Single mom Tracey Kendricks is bringing her daughter up right. Lauren, 17, has informed Aaron, her college student boyfriend, that she's not ready to sleep with him yet. But Tracey can't keep her own hands off luscious Aaron (who "put the 'hot' in 'hottie' "). My Daughter's Boyfriend by first-timer Cydney Rax attempts some thoughtful exploration of the trickiest kind of romantic triangle, but readers may feel she lets impulsive Tracey off too easily. (Crown, $22 320p ISBN 1-4000-4920-2)

May Publications

It's impossible not to be charmed by the narrator of Poe Ballantine's comic and sparklingly intelligent God Clobbers Us All. Edgar, a surfing fanatic and orderly at a San Diego rest home, whiles away the evenings with drugs, booze and plenty of wacky fellow employees, "not only because we are poor and our futures are dull, but also because we see every night first hand the terrible and heartbreaking things that are going to happen to us when we grow old." An affair with a married co-worker nine years his senior seems like a big deal—that is, until a mousy nurse's aide disappears after one of Edgar's LSD parties, and he and his best friend, a mannish Blackfoot Indian named Pat, are held responsible. (Hawthorne [www.hawthornebooks.com], $15.95 paper 196p ISBN 0-9716915-4-1)

A Bahamian vacation turns into a nightmarish dreamworld in Tsipi Keller's smart, sly Jackpot.

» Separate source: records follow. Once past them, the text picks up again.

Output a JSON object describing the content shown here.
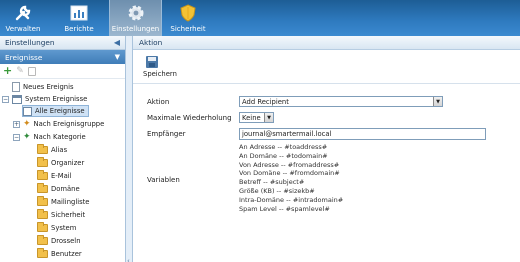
{
  "toolbar": {
    "items": [
      {
        "label": "Verwalten",
        "icon": "wrench-icon"
      },
      {
        "label": "Berichte",
        "icon": "report-icon"
      },
      {
        "label": "Einstellungen",
        "icon": "gear-icon"
      },
      {
        "label": "Sicherheit",
        "icon": "shield-icon"
      }
    ]
  },
  "sidebar": {
    "section_title": "Einstellungen",
    "panel_title": "Ereignisse",
    "tree": {
      "new_event": "Neues Ereignis",
      "system_events": "System Ereignisse",
      "all_events": "Alle Ereignisse",
      "by_group": "Nach Ereignisgruppe",
      "by_category": "Nach Kategorie",
      "categories": [
        "Alias",
        "Organizer",
        "E-Mail",
        "Domäne",
        "Mailingliste",
        "Sicherheit",
        "System",
        "Drosseln",
        "Benutzer"
      ]
    }
  },
  "main": {
    "title": "Aktion",
    "save_label": "Speichern",
    "fields": {
      "action_label": "Aktion",
      "action_value": "Add Recipient",
      "max_repeat_label": "Maximale Wiederholung",
      "max_repeat_value": "Keine",
      "recipient_label": "Empfänger",
      "recipient_value": "journal@smartermail.local",
      "variables_label": "Variablen"
    },
    "variables": [
      "An Adresse -- #toaddress#",
      "An Domäne -- #todomain#",
      "Von Adresse -- #fromaddress#",
      "Von Domäne -- #fromdomain#",
      "Betreff -- #subject#",
      "Größe (KB) -- #sizekb#",
      "Intra-Domäne -- #intradomain#",
      "Spam Level -- #spamlevel#"
    ]
  }
}
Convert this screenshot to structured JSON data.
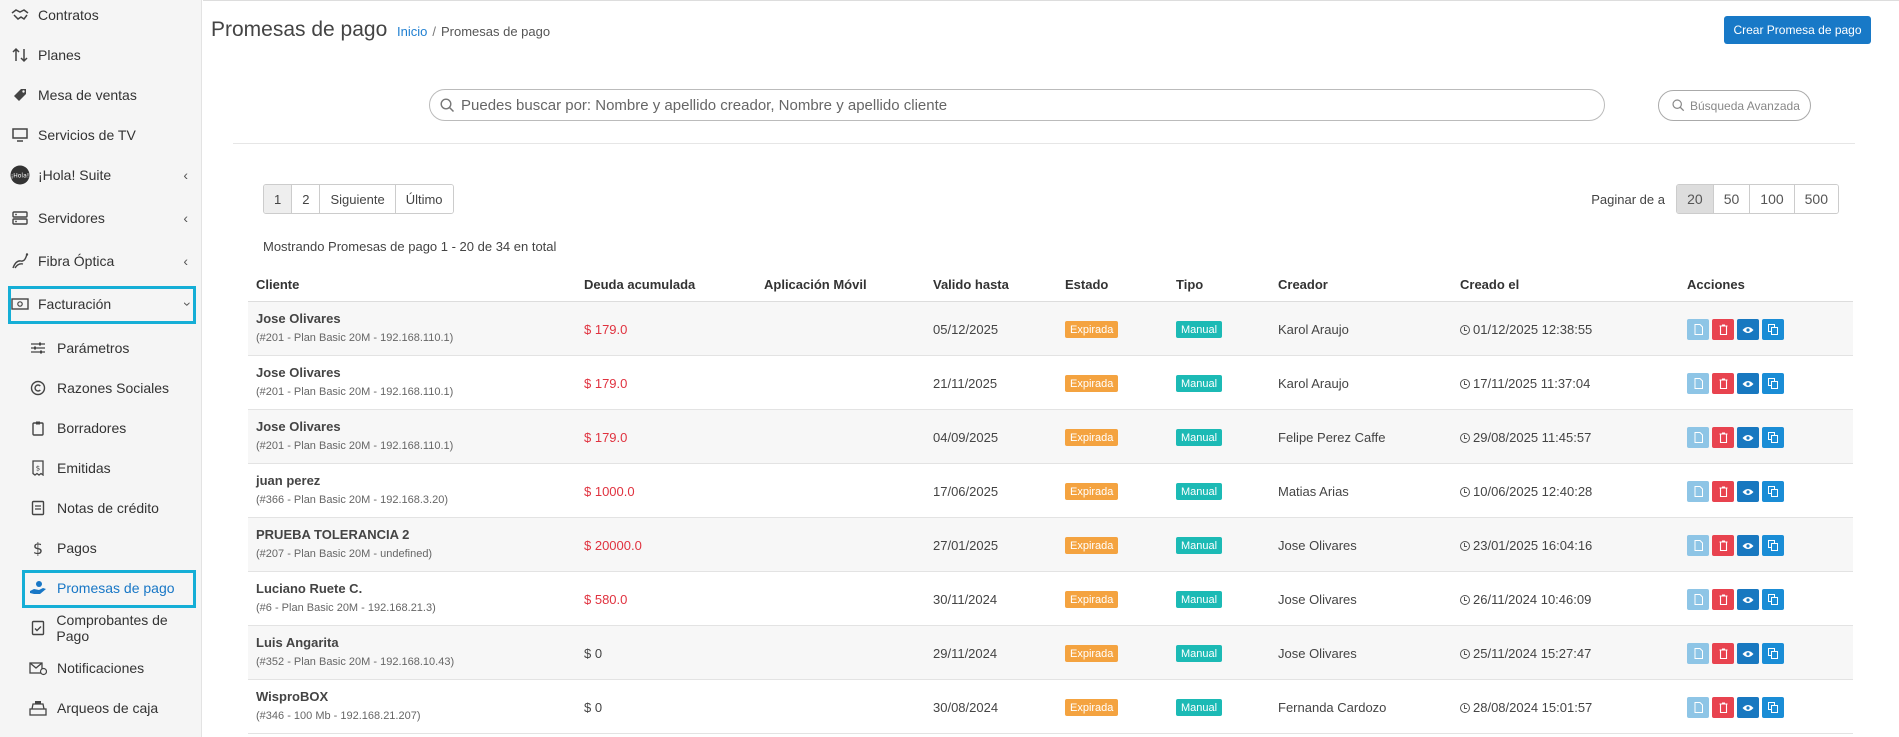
{
  "sidebar": {
    "items": [
      {
        "label": "Contratos",
        "icon": "handshake-icon",
        "has_submenu": false
      },
      {
        "label": "Planes",
        "icon": "sort-arrows-icon",
        "has_submenu": false
      },
      {
        "label": "Mesa de ventas",
        "icon": "tag-icon",
        "has_submenu": false
      },
      {
        "label": "Servicios de TV",
        "icon": "monitor-icon",
        "has_submenu": false
      },
      {
        "label": "¡Hola! Suite",
        "icon": "hola-logo-icon",
        "has_submenu": true
      },
      {
        "label": "Servidores",
        "icon": "server-icon",
        "has_submenu": true
      },
      {
        "label": "Fibra Óptica",
        "icon": "fiber-icon",
        "has_submenu": true
      },
      {
        "label": "Facturación",
        "icon": "bill-icon",
        "has_submenu": true,
        "expanded": true
      }
    ],
    "sub_items": [
      {
        "label": "Parámetros",
        "icon": "sliders-icon"
      },
      {
        "label": "Razones Sociales",
        "icon": "copyright-icon"
      },
      {
        "label": "Borradores",
        "icon": "clipboard-icon"
      },
      {
        "label": "Emitidas",
        "icon": "receipt-icon"
      },
      {
        "label": "Notas de crédito",
        "icon": "note-icon"
      },
      {
        "label": "Pagos",
        "icon": "dollar-icon"
      },
      {
        "label": "Promesas de pago",
        "icon": "hand-coin-icon",
        "active": true
      },
      {
        "label": "Comprobantes de Pago",
        "icon": "doc-check-icon"
      },
      {
        "label": "Notificaciones",
        "icon": "mail-bell-icon"
      },
      {
        "label": "Arqueos de caja",
        "icon": "cash-register-icon"
      }
    ]
  },
  "header": {
    "title": "Promesas de pago",
    "breadcrumb_home": "Inicio",
    "breadcrumb_sep": "/",
    "breadcrumb_current": "Promesas de pago",
    "create_button": "Crear Promesa de pago"
  },
  "search": {
    "placeholder": "Puedes buscar por: Nombre y apellido creador, Nombre y apellido cliente",
    "advanced_label": "Búsqueda Avanzada"
  },
  "pagination": {
    "pages": [
      "1",
      "2",
      "Siguiente",
      "Último"
    ],
    "current": "1",
    "per_page_label": "Paginar de a",
    "per_page_options": [
      "20",
      "50",
      "100",
      "500"
    ],
    "per_page_selected": "20"
  },
  "summary": "Mostrando Promesas de pago 1 - 20 de 34 en total",
  "table": {
    "columns": [
      "Cliente",
      "Deuda acumulada",
      "Aplicación Móvil",
      "Valido hasta",
      "Estado",
      "Tipo",
      "Creador",
      "Creado el",
      "Acciones"
    ],
    "rows": [
      {
        "client": "Jose Olivares",
        "detail": "(#201 - Plan Basic 20M - 192.168.110.1)",
        "debt": "$ 179.0",
        "debt_alert": true,
        "app": "",
        "valid_until": "05/12/2025",
        "status": "Expirada",
        "type": "Manual",
        "creator": "Karol Araujo",
        "created": "01/12/2025 12:38:55"
      },
      {
        "client": "Jose Olivares",
        "detail": "(#201 - Plan Basic 20M - 192.168.110.1)",
        "debt": "$ 179.0",
        "debt_alert": true,
        "app": "",
        "valid_until": "21/11/2025",
        "status": "Expirada",
        "type": "Manual",
        "creator": "Karol Araujo",
        "created": "17/11/2025 11:37:04"
      },
      {
        "client": "Jose Olivares",
        "detail": "(#201 - Plan Basic 20M - 192.168.110.1)",
        "debt": "$ 179.0",
        "debt_alert": true,
        "app": "",
        "valid_until": "04/09/2025",
        "status": "Expirada",
        "type": "Manual",
        "creator": "Felipe Perez Caffe",
        "created": "29/08/2025 11:45:57"
      },
      {
        "client": "juan perez",
        "detail": "(#366 - Plan Basic 20M - 192.168.3.20)",
        "debt": "$ 1000.0",
        "debt_alert": true,
        "app": "",
        "valid_until": "17/06/2025",
        "status": "Expirada",
        "type": "Manual",
        "creator": "Matias Arias",
        "created": "10/06/2025 12:40:28"
      },
      {
        "client": "PRUEBA TOLERANCIA 2",
        "detail": "(#207 - Plan Basic 20M - undefined)",
        "debt": "$ 20000.0",
        "debt_alert": true,
        "app": "",
        "valid_until": "27/01/2025",
        "status": "Expirada",
        "type": "Manual",
        "creator": "Jose Olivares",
        "created": "23/01/2025 16:04:16"
      },
      {
        "client": "Luciano Ruete C.",
        "detail": "(#6 - Plan Basic 20M - 192.168.21.3)",
        "debt": "$ 580.0",
        "debt_alert": true,
        "app": "",
        "valid_until": "30/11/2024",
        "status": "Expirada",
        "type": "Manual",
        "creator": "Jose Olivares",
        "created": "26/11/2024 10:46:09"
      },
      {
        "client": "Luis Angarita",
        "detail": "(#352 - Plan Basic 20M - 192.168.10.43)",
        "debt": "$ 0",
        "debt_alert": false,
        "app": "",
        "valid_until": "29/11/2024",
        "status": "Expirada",
        "type": "Manual",
        "creator": "Jose Olivares",
        "created": "25/11/2024 15:27:47"
      },
      {
        "client": "WisproBOX",
        "detail": "(#346 - 100 Mb - 192.168.21.207)",
        "debt": "$ 0",
        "debt_alert": false,
        "app": "",
        "valid_until": "30/08/2024",
        "status": "Expirada",
        "type": "Manual",
        "creator": "Fernanda Cardozo",
        "created": "28/08/2024 15:01:57"
      }
    ]
  },
  "colors": {
    "primary": "#1879c7",
    "highlight_border": "#15aed6",
    "badge_expired": "#f4a340",
    "badge_manual": "#1cbab5",
    "debt_alert": "#e0323f",
    "action_pdf": "#8ec5e6",
    "action_delete": "#e8434f",
    "action_view": "#1878c0",
    "action_copy": "#1a8dd6"
  }
}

Maggie has long been cowed by her beautiful friend Robin, so when Robin leaves Paradise Island for a spur-of-the-moment sailing trip, Maggie has a chance to shine. Instead, she descends into wild gambling and even wilder sex, though she somehow retains her innocence. Keller expertly charts Maggie's transformation in this accomplished and oddly gripping novel. (Spuyten Duyvil [P.O. Box 1852, Cathedral Station, New York, N.Y. 10025], $13 paper 200p ISBN 0-9720662-1-7)